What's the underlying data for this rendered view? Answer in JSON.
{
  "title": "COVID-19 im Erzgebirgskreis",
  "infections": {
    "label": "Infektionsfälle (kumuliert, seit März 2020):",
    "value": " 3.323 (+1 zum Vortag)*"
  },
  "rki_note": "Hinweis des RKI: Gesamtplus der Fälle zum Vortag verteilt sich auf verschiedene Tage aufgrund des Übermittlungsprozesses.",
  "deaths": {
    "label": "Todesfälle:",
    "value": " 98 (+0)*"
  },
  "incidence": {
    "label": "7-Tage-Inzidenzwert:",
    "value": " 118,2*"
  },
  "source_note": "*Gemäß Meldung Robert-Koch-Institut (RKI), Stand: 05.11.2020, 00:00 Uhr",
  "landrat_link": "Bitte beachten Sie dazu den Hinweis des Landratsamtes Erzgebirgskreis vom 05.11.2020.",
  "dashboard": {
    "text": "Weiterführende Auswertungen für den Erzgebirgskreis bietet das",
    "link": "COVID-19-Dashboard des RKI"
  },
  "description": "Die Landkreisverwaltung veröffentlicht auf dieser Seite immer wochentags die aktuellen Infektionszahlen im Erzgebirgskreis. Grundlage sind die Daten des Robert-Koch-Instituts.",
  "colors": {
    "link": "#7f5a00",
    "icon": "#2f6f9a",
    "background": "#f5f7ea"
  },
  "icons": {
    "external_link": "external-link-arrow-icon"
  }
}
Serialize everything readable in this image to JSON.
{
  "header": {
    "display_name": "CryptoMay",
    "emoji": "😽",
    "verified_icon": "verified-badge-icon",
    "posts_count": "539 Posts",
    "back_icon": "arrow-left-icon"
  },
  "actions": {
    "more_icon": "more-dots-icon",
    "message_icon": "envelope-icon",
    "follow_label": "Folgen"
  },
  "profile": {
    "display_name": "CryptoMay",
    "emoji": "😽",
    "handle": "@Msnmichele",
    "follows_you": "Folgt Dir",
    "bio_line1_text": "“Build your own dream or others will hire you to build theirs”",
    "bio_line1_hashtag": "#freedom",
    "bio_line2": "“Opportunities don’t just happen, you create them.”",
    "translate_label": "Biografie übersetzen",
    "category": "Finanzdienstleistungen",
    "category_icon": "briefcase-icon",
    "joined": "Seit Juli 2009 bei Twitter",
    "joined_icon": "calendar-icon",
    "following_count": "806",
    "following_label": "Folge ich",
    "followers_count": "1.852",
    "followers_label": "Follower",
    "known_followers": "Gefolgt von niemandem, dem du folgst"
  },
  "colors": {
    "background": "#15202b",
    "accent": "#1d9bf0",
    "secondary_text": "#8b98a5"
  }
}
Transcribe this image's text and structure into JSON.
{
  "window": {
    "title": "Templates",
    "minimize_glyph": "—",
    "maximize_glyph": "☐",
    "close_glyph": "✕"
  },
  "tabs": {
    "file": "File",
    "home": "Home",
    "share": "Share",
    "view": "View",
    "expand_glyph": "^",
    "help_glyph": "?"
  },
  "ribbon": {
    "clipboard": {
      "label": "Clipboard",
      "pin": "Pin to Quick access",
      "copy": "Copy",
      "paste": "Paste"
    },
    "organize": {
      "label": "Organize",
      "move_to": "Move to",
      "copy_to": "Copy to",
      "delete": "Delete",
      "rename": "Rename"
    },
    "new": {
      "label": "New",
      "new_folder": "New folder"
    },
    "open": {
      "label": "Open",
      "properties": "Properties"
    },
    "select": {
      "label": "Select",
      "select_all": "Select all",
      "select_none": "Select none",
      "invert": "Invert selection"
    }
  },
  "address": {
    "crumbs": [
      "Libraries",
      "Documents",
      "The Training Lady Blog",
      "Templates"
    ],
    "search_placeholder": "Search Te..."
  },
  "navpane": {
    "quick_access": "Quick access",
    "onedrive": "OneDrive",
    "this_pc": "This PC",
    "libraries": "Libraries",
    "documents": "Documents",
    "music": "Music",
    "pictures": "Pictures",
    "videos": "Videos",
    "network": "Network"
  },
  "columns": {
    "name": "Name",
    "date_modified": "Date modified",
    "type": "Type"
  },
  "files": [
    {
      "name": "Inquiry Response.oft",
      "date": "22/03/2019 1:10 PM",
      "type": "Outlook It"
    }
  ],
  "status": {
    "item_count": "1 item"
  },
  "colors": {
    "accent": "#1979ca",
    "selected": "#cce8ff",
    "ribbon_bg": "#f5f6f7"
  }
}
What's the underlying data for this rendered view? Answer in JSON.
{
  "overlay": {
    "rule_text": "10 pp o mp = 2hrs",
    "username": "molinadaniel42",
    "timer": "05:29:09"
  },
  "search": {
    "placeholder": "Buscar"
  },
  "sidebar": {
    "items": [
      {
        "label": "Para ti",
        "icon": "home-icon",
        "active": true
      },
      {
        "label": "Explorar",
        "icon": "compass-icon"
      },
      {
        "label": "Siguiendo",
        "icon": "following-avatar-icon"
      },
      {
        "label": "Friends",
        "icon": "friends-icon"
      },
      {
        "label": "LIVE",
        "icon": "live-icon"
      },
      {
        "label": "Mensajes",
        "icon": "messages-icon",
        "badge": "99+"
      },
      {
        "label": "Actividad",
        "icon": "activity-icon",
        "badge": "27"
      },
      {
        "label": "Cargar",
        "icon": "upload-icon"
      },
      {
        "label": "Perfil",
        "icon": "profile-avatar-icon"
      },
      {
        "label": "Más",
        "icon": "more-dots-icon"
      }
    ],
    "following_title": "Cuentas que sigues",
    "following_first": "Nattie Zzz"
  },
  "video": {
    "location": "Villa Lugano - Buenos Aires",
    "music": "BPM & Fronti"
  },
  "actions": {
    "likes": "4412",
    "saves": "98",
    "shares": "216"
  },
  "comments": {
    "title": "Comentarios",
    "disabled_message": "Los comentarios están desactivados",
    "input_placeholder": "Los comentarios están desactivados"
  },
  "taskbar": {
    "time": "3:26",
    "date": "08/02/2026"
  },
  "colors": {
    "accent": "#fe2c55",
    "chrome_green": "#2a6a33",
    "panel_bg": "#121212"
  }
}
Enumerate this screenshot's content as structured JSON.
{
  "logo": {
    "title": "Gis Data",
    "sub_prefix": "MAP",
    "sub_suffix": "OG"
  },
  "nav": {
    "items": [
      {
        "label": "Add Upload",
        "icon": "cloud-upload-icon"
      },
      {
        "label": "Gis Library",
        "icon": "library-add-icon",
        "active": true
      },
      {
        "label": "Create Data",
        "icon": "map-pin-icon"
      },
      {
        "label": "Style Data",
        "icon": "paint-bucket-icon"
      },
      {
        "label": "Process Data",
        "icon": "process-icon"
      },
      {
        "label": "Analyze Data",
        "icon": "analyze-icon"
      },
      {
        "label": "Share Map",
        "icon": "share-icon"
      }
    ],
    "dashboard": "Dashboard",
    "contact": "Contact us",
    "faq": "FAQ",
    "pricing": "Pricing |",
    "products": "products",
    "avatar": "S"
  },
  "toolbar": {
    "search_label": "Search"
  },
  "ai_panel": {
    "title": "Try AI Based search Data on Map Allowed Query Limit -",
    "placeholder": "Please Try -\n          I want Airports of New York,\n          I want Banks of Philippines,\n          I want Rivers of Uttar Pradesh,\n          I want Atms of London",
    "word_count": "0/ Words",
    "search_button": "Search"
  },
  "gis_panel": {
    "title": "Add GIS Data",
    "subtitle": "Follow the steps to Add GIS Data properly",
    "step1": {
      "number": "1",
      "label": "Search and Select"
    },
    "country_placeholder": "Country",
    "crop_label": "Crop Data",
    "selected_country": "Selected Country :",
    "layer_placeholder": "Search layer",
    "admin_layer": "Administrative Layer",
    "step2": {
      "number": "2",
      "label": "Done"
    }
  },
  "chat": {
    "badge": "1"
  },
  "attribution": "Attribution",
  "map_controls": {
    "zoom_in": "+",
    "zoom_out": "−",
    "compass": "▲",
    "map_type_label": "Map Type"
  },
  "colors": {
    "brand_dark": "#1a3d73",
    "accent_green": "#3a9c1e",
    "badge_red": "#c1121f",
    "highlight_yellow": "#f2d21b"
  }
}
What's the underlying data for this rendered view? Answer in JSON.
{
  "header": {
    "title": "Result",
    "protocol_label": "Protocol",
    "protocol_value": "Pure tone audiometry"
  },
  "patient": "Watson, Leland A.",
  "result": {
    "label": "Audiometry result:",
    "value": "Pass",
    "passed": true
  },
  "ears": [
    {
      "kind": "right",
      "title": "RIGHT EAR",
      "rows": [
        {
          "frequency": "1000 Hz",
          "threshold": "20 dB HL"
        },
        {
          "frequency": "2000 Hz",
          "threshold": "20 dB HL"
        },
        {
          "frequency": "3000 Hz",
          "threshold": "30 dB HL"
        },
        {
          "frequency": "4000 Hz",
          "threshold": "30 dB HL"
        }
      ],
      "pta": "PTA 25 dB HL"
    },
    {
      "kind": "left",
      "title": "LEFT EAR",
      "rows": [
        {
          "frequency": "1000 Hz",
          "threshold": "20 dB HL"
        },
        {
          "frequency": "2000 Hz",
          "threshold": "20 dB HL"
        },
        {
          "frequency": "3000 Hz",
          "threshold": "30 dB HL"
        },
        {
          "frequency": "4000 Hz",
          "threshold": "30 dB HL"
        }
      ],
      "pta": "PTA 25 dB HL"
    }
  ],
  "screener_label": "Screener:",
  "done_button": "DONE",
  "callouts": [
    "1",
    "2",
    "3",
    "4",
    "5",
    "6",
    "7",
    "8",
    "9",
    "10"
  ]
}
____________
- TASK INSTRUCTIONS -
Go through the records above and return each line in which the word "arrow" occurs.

- FINAL ANSWER -
    "external_link": "external-link-arrow-icon"
    "back_icon": "arrow-left-icon"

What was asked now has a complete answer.